Some years later, a great crowd filled the villa near Capua owned by Gaius Vibulenus. The occasion was the ninth birthday of Gaius and Quartilla’s first child. The boy they had named Ulysses, but called simply Sam.
Clodius Afer, one of the boy’s four godfathers, had been disgruntled by the name. “Sissy Greek name,” he’d muttered, speaking of the official cognomen. And he had even less use for the nickname.
Pompilius Niger, the second of the godfathers, also thought the name was a bit odd, for a Roman. But, unlike Clodius Afer, the simple farmer rather liked the simple “Sam.”
Julius Rusticanus, the third godfather, was delighted by the name. As well he should be-it was his suggestion in the first place. Unlike his two fellow legionnaires, Rusticanus knew that the boy had not been named after an ancient Greek adventurer. No, Rusticanus had become quite the student of world history-as befitted a man who had recently been elected, by an overwhelming majority of Italians, to the Confederation’s most august legislative body. The former first centurion, born a peasant, was now-what would his father have thought, he often wondered?-a senator.
Ulysses had been named after another, much later man.

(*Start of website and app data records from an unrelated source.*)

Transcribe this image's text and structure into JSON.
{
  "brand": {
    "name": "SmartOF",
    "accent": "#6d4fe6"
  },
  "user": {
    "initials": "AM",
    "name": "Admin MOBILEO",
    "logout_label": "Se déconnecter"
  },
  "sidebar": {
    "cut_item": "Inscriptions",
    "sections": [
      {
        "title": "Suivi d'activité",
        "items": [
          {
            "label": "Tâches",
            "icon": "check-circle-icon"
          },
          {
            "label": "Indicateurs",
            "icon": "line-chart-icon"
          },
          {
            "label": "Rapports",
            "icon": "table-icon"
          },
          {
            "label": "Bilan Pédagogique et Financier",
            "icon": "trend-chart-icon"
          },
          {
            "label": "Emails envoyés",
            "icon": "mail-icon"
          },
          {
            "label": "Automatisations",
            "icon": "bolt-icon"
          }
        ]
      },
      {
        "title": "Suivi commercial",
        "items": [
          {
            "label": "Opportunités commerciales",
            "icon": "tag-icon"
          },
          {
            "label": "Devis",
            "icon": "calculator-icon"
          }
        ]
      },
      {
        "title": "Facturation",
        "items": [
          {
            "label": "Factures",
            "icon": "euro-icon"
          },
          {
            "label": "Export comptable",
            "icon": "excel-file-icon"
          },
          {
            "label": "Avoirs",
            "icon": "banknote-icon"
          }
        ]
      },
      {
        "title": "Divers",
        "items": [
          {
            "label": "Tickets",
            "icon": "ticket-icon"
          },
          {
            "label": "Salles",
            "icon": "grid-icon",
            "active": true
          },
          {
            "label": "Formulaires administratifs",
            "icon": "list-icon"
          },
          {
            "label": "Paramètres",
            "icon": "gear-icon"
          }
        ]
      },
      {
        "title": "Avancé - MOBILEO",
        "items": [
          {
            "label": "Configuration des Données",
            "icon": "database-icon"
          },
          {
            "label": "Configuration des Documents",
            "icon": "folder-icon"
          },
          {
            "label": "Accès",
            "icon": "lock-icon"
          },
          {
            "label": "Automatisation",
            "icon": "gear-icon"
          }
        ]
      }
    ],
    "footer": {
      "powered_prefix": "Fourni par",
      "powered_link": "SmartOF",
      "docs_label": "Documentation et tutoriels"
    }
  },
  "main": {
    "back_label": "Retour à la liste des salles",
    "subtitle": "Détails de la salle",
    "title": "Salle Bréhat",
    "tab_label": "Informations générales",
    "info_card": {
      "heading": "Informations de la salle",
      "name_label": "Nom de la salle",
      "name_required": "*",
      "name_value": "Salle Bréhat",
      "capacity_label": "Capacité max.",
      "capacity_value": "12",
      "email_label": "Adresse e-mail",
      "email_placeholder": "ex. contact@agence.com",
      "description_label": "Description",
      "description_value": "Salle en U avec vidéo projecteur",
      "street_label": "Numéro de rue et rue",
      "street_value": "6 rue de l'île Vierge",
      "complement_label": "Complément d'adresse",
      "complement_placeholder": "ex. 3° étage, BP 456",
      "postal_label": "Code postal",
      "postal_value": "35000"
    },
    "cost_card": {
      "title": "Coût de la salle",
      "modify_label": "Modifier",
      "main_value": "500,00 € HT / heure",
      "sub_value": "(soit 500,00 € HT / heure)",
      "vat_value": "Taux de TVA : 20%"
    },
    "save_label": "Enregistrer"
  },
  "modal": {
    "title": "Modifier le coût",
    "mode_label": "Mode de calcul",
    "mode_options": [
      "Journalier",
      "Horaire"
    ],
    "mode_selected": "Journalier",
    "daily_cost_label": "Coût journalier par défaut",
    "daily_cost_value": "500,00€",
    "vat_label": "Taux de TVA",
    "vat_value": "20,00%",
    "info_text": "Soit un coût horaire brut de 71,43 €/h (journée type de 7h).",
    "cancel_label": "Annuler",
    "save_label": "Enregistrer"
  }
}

The man who led the armies which destroyed chattel slavery. Ulysses “Sam” Grant. Rusticanus had great hopes for the boy. Especially now, watching the child bouncing in the lap of his fourth godfather, demanding an explanation for the new toys.
The boy, though large for his age, was almost lost in that huge Gha lap.
“What do you do with them, Fludenoc?” demanded Sam. “How do you play with them?”
Rusticanus grinned. Fludenoc hu’tut-No. He was now Fludenoc hu-lu-tut-Na Nomo’te. His epic poem-the first epic poem ever written by a Gha-had won him that new accolade, from his clan. Fludenoc now belonged to that most select of Gha poets, those considered “bards.”
The epic had been entitled the Ghaiad. Rusticanus had read it, twice. The first time with awe, at the Gha’s great poetic skill, which came through even in the Latin translation. The second time with amusement, at the Gha’s wry sense of humor. It was all about a small band of Gha, long ago, who had been driven into exile by rapacious conquerors. Wandering the galaxy-having many adventures-until they finally settled on a new planet and founded Rome. (With, admittedly, a bit of help from the local natives.)
Fludenoc, like Rusticanus, had also become an avid student of human history.
“Tell me, Uncle Fludenoc, tell me!” demanded the boy. The child pointed at the new toys which the Gha had brought him for his birthday. “How do you play with them?”
Fludenoc’s huge, bulging eyes stared down at the tiny Ossa/human child in his lap. As always, there was no expression in the giant’s face. But the boy had long since learned to read the subtleties of Gha breathing.
“Stop laughing at me!” shrilled Sam. “I want to know! How do you play with them?”
“I was not laughing at you, Sam,” rumbled Fludenoc. “I was laughing at the Doges.”
Sam’s slightly iridescent, softly scaled face crinkled into a frown.
“When you grow up,” said the Gha, gently, “you will know how to use them.”
Sam twisted in Fludenoc’s lap, staring down at the peculiar toys sitting on the floor.
A small plow.
A bag of salt.